Exercise details:
Copy each line below that includes "title".

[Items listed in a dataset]
※

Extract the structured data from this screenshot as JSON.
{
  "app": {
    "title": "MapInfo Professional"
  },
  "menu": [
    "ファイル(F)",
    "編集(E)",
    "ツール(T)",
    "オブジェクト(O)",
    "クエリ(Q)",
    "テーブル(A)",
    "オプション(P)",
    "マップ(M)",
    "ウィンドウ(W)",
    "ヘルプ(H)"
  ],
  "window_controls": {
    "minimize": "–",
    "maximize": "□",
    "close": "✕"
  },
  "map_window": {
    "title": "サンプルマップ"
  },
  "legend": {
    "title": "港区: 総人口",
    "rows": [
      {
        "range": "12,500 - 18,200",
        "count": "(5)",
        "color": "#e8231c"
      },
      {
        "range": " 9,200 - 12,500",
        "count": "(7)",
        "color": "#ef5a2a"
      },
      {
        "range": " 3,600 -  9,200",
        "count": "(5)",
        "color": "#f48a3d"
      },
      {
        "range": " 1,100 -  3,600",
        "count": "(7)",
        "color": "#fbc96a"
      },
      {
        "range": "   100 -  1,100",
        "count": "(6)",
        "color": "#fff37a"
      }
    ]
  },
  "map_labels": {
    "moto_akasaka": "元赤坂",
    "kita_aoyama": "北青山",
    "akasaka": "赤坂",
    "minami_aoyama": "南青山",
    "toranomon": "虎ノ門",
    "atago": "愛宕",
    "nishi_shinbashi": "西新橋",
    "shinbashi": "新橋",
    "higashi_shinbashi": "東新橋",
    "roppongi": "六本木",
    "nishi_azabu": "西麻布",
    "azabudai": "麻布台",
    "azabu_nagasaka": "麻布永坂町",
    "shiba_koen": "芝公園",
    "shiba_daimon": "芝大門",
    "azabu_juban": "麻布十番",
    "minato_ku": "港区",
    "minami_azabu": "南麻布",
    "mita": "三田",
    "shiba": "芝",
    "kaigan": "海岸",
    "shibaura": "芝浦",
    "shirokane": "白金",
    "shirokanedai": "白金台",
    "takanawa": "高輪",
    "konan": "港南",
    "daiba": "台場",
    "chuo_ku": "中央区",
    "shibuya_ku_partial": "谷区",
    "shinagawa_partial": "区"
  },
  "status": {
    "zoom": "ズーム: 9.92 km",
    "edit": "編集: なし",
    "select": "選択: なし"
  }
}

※

Reply to the task:
    "title": "MapInfo Professional"
    "title": "サンプルマップ"
    "title": "港区: 総人口",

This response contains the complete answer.